[youtube https://www.youtube.com/watch?v=mG0-_tITFjk]This park is perfect for students who want an adventure, but even nervous ESL students can have fun too. Canada’s Wonderland also has plenty of more relaxing rides, including a beautiful antique carousel. This theme park even has a water park with a wave pool, slides, and more!

3. Calypso Water Park is perfect for a warm summer day

Summertime in Canada can get very hot, which is why many Canadians love to visit water parks during this time of year. For students learning English in Ottawa, visiting Calypso Water Park can be a wonderful activity to enjoy with friends.

This water park is the biggest water park in the country, and is home to some of Canada’s tallest and fastest waterslides. Students interested in studying English in Canada can slide down the mighty Adrenaline, spin around the vortex of the Black Hole, and brave the twists and turns of the Boomerango and Aqualoops! Wave pools, volleyball courts, and more also await students at this fun park.

4. Play some laser tag and more at Fun Haven

Trips and activities help students make new friends, enjoy local attractions, and also practice their English. It’s why top ESL schools such as CultureWorks plan many different activities for students.
Fun Haven is another fun amusement centre in Ottawa where students can have fun, relax, and practice English. For starters, students can work together to solve puzzles in Fun Haven’s escape rooms.
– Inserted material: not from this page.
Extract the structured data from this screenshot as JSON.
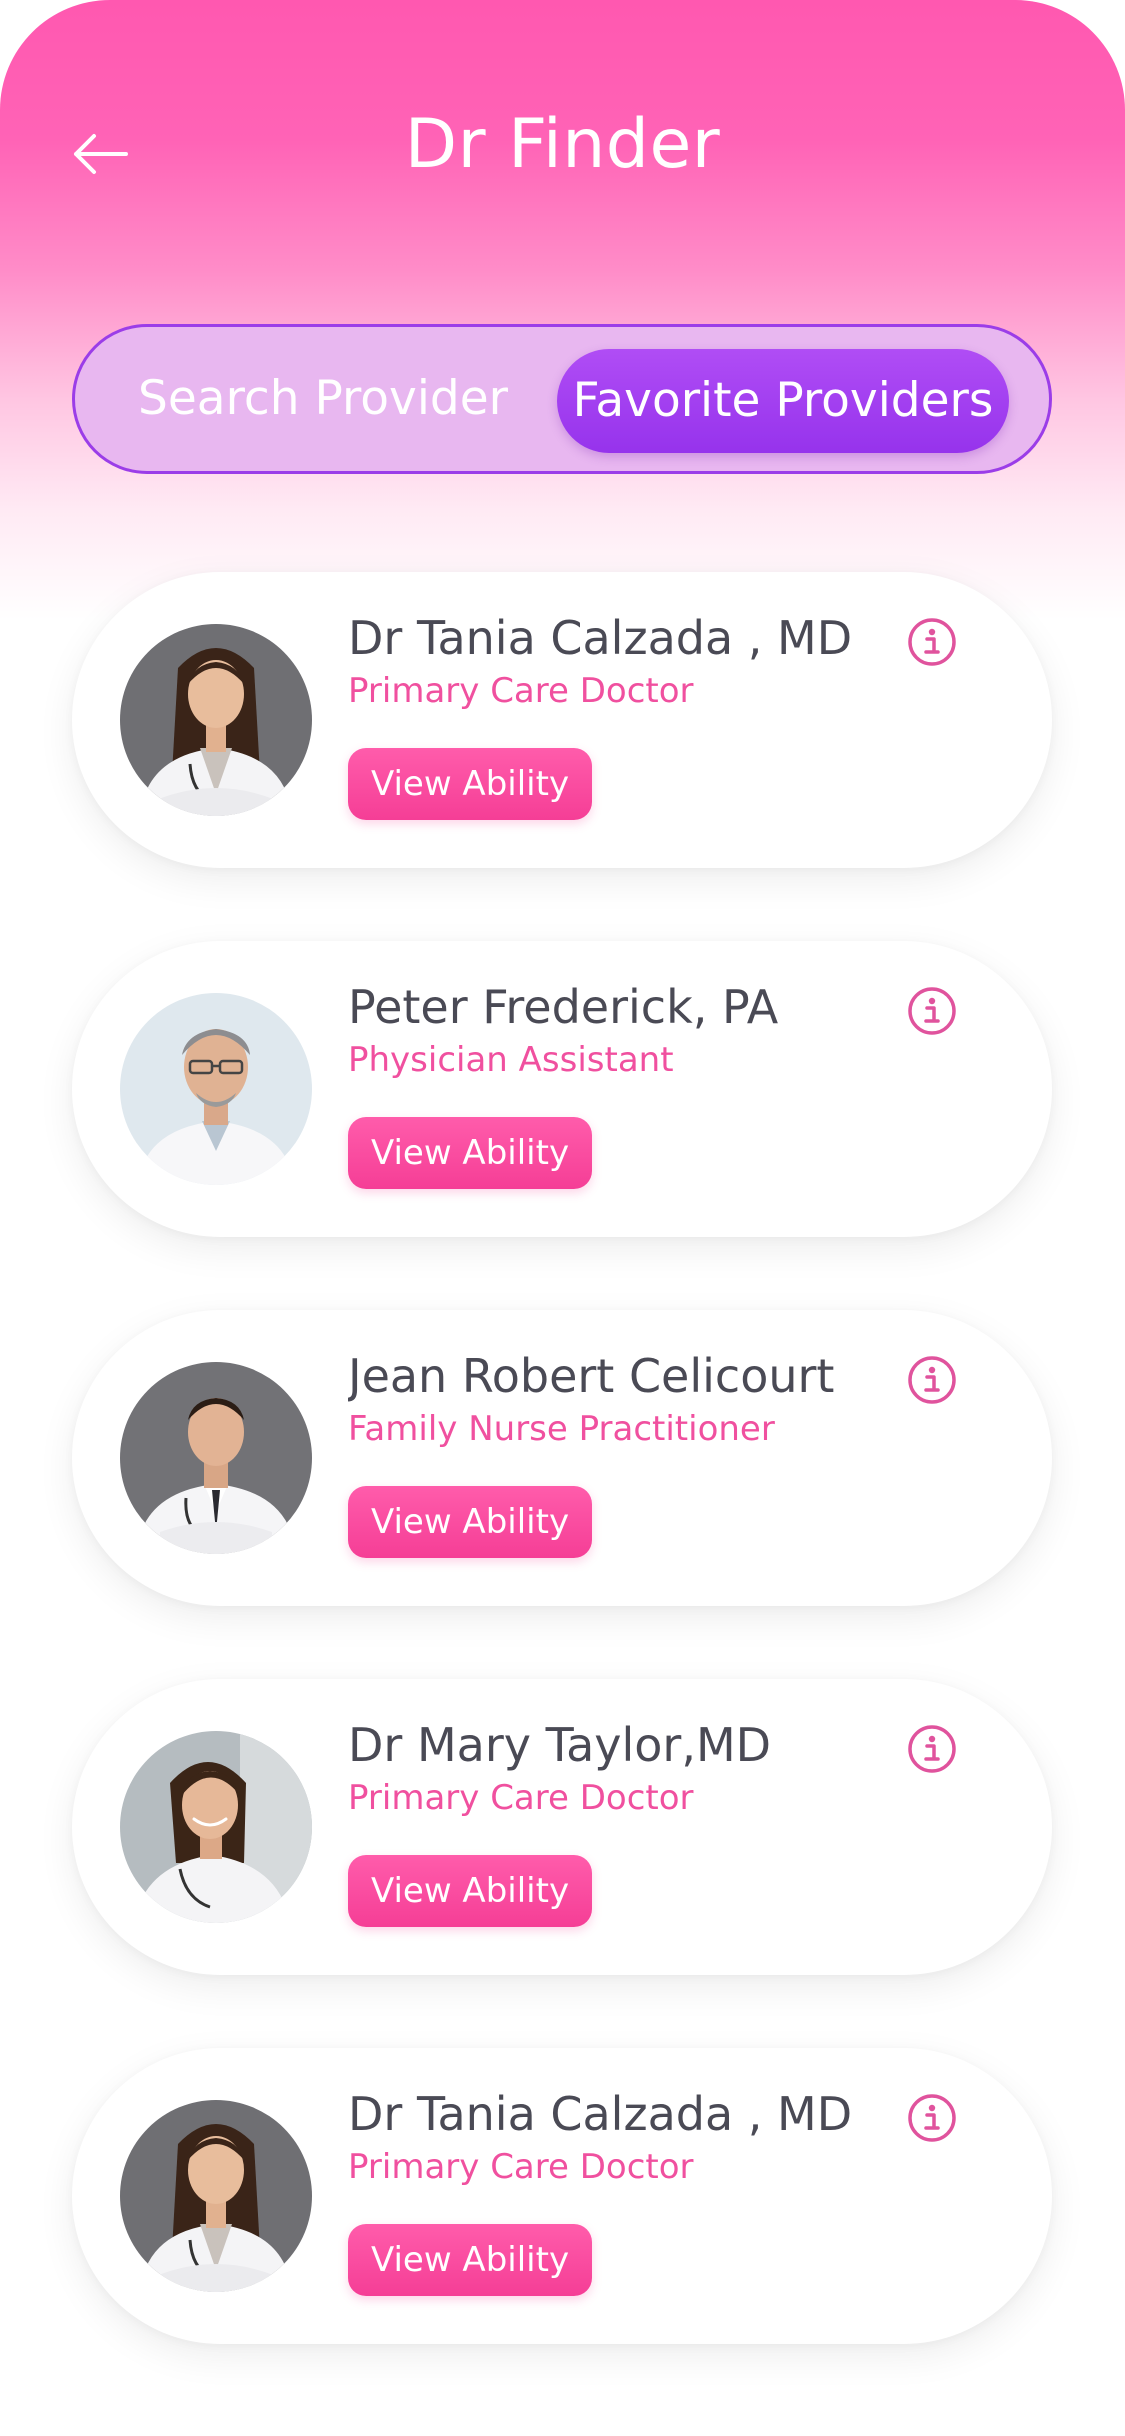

Each escape room has a theme and a story, and it’s up to participants to solve the puzzle before the time runs out. Fun Haven also has other great activities such as laser tag and a special game called Laser Frenzy, which is a maze participants need to try to complete without touching any lasers.

For students who want to make memories that last a lifetime, these activities and parks offer a wonderful adventure!

Do you want to learn English with a fun and supportive ESL program?

Join CultureWorks, an English for academic purposes school in Canada!